The Arctic holds a telltale record of how humans have used chemicals globally during the past several decades. These cold corners of the earth act as a sink of sorts chemicals used in industry and agriculture worldwide slowly migrate to and settle there in sizeable quantities in water, snow, ice, soil and vegetation.
In a new study, researchers found that the pollutant breakdown process depends largely on the type of dissolved organic matter residing in a body of water, as well as the presence of sunlight. They reported their findings on September 11 at the meeting of the American Chemical Society in New York City.
"Once pollutants enter the water column, their behavior is poorly understood particularly the processes that govern their lifetime and concentrations," said Amanda Grannas, a postdoctoral researcher in chemistry at Ohio State University. "Such pollutants are now being found in wildlife, from fish to seals to whales, and even in people living in the Arctic."
She and her colleagues analyzed the behavior of two pesticides lindane and hexachlorobenzene (HCB). Both are prominent in Arctic waters, and both are part of a group of chemicals known as persistent organic pollutants. HCB was banned from use in the United States in 1984, but is still used as a pesticide in many developing countries. Farmers in the United States use lindane to treat seeds prior to planting.
In this study, HCB rapidly broke down into at least two detectable compounds, while lindane remained nonreactive. Aside from their ubiquity, the researchers chose these substances because of their water solubility lindane's solubility in water is higher than that of HCB.

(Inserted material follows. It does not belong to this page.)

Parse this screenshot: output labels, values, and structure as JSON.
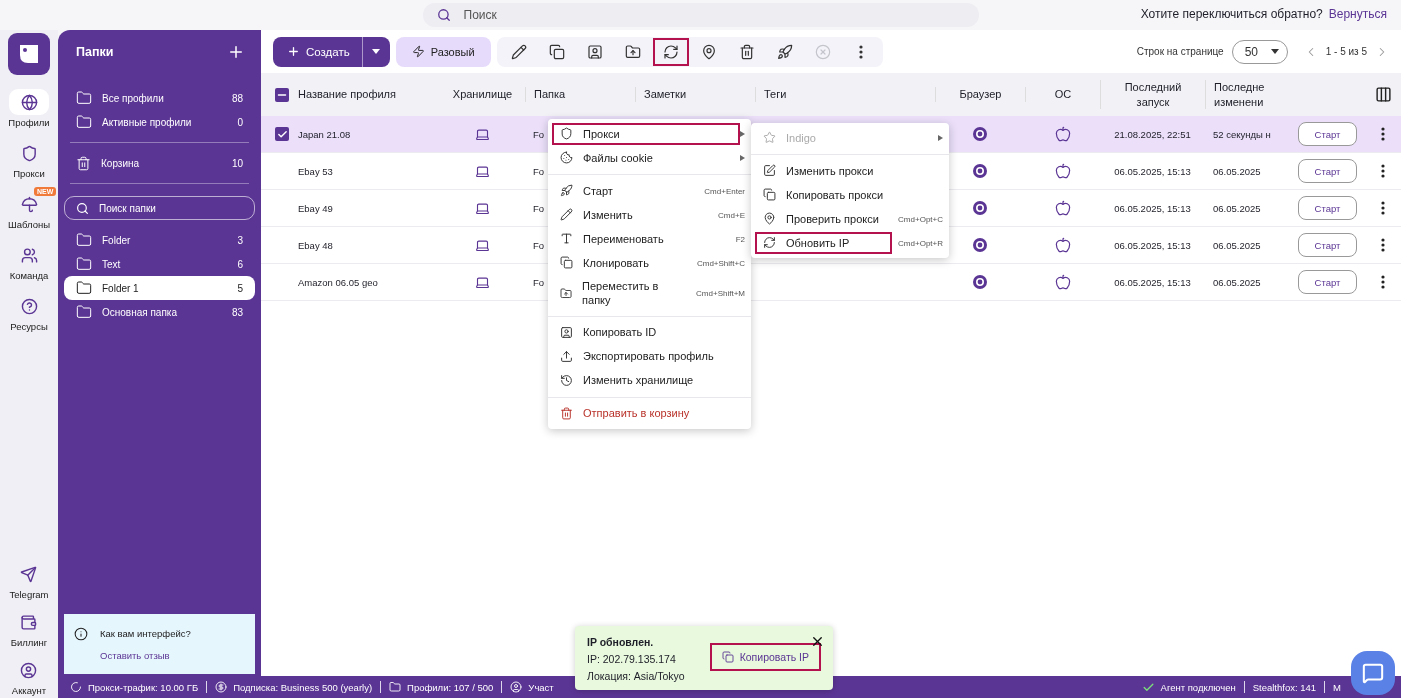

"A pollutant's water solubility may play a role in its interaction with dissolved organic matter," Grannas sai
Contact: Amanda Grannas
Ohio State University